• **What is being asked**
Reproduce the records that follow exactly as they appear.

• **Listed records**

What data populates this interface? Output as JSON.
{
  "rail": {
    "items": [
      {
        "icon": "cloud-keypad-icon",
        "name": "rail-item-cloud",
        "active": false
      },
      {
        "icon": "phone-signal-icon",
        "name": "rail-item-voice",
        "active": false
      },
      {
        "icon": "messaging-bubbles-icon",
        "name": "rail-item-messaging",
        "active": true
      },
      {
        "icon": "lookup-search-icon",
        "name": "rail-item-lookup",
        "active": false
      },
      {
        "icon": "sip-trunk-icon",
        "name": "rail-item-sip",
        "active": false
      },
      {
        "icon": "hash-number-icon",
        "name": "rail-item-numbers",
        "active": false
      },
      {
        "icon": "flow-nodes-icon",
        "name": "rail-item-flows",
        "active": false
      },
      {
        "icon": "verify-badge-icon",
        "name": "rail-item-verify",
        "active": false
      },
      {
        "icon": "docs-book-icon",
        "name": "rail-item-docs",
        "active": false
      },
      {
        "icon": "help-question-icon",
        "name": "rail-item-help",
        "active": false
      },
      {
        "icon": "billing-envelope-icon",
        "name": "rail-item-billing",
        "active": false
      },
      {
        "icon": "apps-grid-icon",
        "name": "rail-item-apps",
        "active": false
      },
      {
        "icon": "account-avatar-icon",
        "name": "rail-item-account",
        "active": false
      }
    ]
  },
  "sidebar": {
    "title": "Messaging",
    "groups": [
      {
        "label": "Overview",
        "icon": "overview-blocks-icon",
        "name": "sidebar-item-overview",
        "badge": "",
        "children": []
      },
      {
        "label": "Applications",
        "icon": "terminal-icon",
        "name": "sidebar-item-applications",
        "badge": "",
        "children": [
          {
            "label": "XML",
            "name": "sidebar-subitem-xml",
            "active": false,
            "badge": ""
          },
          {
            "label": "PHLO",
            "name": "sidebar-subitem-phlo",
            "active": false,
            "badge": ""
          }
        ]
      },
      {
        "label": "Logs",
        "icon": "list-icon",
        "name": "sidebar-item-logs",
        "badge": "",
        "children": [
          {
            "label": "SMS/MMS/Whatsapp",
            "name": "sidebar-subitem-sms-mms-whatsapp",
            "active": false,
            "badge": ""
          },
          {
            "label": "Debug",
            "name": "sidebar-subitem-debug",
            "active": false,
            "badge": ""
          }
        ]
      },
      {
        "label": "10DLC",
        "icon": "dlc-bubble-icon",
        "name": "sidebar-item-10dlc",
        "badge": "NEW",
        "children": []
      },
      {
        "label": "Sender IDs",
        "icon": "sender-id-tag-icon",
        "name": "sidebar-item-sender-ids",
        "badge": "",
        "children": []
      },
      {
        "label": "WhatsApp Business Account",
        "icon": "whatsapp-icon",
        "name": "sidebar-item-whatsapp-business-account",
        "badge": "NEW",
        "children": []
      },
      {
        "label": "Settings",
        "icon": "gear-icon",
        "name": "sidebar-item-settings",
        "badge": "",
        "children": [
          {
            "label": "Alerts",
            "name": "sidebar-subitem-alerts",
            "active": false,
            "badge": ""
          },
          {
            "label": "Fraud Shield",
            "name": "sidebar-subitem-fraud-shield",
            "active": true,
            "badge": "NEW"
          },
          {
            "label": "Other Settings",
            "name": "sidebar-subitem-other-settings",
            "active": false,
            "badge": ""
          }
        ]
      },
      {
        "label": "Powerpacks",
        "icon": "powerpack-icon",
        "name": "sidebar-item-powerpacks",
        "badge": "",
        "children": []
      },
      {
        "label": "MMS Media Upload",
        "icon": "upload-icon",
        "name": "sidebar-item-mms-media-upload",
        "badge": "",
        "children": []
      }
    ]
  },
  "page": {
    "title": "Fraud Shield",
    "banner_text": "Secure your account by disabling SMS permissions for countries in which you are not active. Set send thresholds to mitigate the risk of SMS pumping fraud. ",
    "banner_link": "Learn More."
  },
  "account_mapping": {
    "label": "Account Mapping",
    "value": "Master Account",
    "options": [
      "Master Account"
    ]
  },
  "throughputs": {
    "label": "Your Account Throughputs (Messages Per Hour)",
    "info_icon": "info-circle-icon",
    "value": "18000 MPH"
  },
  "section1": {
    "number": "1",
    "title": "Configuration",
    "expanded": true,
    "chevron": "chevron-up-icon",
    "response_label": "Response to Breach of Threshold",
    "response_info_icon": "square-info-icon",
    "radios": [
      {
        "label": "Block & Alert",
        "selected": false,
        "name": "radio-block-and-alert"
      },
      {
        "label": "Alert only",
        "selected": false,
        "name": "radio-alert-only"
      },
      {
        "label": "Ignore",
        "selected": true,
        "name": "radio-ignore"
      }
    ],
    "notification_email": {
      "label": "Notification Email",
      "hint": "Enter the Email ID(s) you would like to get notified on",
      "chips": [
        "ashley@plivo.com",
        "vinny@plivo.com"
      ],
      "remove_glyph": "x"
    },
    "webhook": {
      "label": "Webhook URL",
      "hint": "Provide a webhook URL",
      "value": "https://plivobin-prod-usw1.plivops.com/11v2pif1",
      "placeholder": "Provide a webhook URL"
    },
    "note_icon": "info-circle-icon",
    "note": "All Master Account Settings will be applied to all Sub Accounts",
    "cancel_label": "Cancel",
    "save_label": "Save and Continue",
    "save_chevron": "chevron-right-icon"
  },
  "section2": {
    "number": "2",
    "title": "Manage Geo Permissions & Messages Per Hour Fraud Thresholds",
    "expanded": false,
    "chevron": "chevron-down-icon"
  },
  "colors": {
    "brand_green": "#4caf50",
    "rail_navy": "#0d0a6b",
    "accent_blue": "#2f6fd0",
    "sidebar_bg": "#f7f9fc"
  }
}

• **Worked solution**
What data populates this interface? Output as JSON.
{
  "rail": {
    "items": [
      {
        "icon": "cloud-keypad-icon",
        "name": "rail-item-cloud",
        "active": false
      },
      {
        "icon": "phone-signal-icon",
        "name": "rail-item-voice",
        "active": false
      },
      {
        "icon": "messaging-bubbles-icon",
        "name": "rail-item-messaging",
        "active": true
      },
      {
        "icon": "lookup-search-icon",
        "name": "rail-item-lookup",
        "active": false
      },
      {
        "icon": "sip-trunk-icon",
        "name": "rail-item-sip",
        "active": false
      },
      {
        "icon": "hash-number-icon",
        "name": "rail-item-numbers",
        "active": false
      },
      {
        "icon": "flow-nodes-icon",
        "name": "rail-item-flows",
        "active": false
      },
      {
        "icon": "verify-badge-icon",
        "name": "rail-item-verify",
        "active": false
      },
      {
        "icon": "docs-book-icon",
        "name": "rail-item-docs",
        "active": false
      },
      {
        "icon": "help-question-icon",
        "name": "rail-item-help",
        "active": false
      },
      {
        "icon": "billing-envelope-icon",
        "name": "rail-item-billing",
        "active": false
      },
      {
        "icon": "apps-grid-icon",
        "name": "rail-item-apps",
        "active": false
      },
      {
        "icon": "account-avatar-icon",
        "name": "rail-item-account",
        "active": false
      }
    ]
  },
  "sidebar": {
    "title": "Messaging",
    "groups": [
      {
        "label": "Overview",
        "icon": "overview-blocks-icon",
        "name": "sidebar-item-overview",
        "badge": "",
        "children": []
      },
      {
        "label": "Applications",
        "icon": "terminal-icon",
        "name": "sidebar-item-applications",
        "badge": "",
        "children": [
          {
            "label": "XML",
            "name": "sidebar-subitem-xml",
            "active": false,
            "badge": ""
          },
          {
            "label": "PHLO",
            "name": "sidebar-subitem-phlo",
            "active": false,
            "badge": ""
          }
        ]
      },
      {
        "label": "Logs",
        "icon": "list-icon",
        "name": "sidebar-item-logs",
        "badge": "",
        "children": [
          {
            "label": "SMS/MMS/Whatsapp",
            "name": "sidebar-subitem-sms-mms-whatsapp",
            "active": false,
            "badge": ""
          },
          {
            "label": "Debug",
            "name": "sidebar-subitem-debug",
            "active": false,
            "badge": ""
          }
        ]
      },
      {
        "label": "10DLC",
        "icon": "dlc-bubble-icon",
        "name": "sidebar-item-10dlc",
        "badge": "NEW",
        "children": []
      },
      {
        "label": "Sender IDs",
        "icon": "sender-id-tag-icon",
        "name": "sidebar-item-sender-ids",
        "badge": "",
        "children": []
      },
      {
        "label": "WhatsApp Business Account",
        "icon": "whatsapp-icon",
        "name": "sidebar-item-whatsapp-business-account",
        "badge": "NEW",
        "children": []
      },
      {
        "label": "Settings",
        "icon": "gear-icon",
        "name": "sidebar-item-settings",
        "badge": "",
        "children": [
          {
            "label": "Alerts",
            "name": "sidebar-subitem-alerts",
            "active": false,
            "badge": ""
          },
          {
            "label": "Fraud Shield",
            "name": "sidebar-subitem-fraud-shield",
            "active": true,
            "badge": "NEW"
          },
          {
            "label": "Other Settings",
            "name": "sidebar-subitem-other-settings",
            "active": false,
            "badge": ""
          }
        ]
      },
      {
        "label": "Powerpacks",
        "icon": "powerpack-icon",
        "name": "sidebar-item-powerpacks",
        "badge": "",
        "children": []
      },
      {
        "label": "MMS Media Upload",
        "icon": "upload-icon",
        "name": "sidebar-item-mms-media-upload",
        "badge": "",
        "children": []
      }
    ]
  },
  "page": {
    "title": "Fraud Shield",
    "banner_text": "Secure your account by disabling SMS permissions for countries in which you are not active. Set send thresholds to mitigate the risk of SMS pumping fraud. ",
    "banner_link": "Learn More."
  },
  "account_mapping": {
    "label": "Account Mapping",
    "value": "Master Account",
    "options": [
      "Master Account"
    ]
  },
  "throughputs": {
    "label": "Your Account Throughputs (Messages Per Hour)",
    "info_icon": "info-circle-icon",
    "value": "18000 MPH"
  },
  "section1": {
    "number": "1",
    "title": "Configuration",
    "expanded": true,
    "chevron": "chevron-up-icon",
    "response_label": "Response to Breach of Threshold",
    "response_info_icon": "square-info-icon",
    "radios": [
      {
        "label": "Block & Alert",
        "selected": false,
        "name": "radio-block-and-alert"
      },
      {
        "label": "Alert only",
        "selected": false,
        "name": "radio-alert-only"
      },
      {
        "label": "Ignore",
        "selected": true,
        "name": "radio-ignore"
      }
    ],
    "notification_email": {
      "label": "Notification Email",
      "hint": "Enter the Email ID(s) you would like to get notified on",
      "chips": [
        "ashley@plivo.com",
        "vinny@plivo.com"
      ],
      "remove_glyph": "x"
    },
    "webhook": {
      "label": "Webhook URL",
      "hint": "Provide a webhook URL",
      "value": "https://plivobin-prod-usw1.plivops.com/11v2pif1",
      "placeholder": "Provide a webhook URL"
    },
    "note_icon": "info-circle-icon",
    "note": "All Master Account Settings will be applied to all Sub Accounts",
    "cancel_label": "Cancel",
    "save_label": "Save and Continue",
    "save_chevron": "chevron-right-icon"
  },
  "section2": {
    "number": "2",
    "title": "Manage Geo Permissions & Messages Per Hour Fraud Thresholds",
    "expanded": false,
    "chevron": "chevron-down-icon"
  },
  "colors": {
    "brand_green": "#4caf50",
    "rail_navy": "#0d0a6b",
    "accent_blue": "#2f6fd0",
    "sidebar_bg": "#f7f9fc"
  }
}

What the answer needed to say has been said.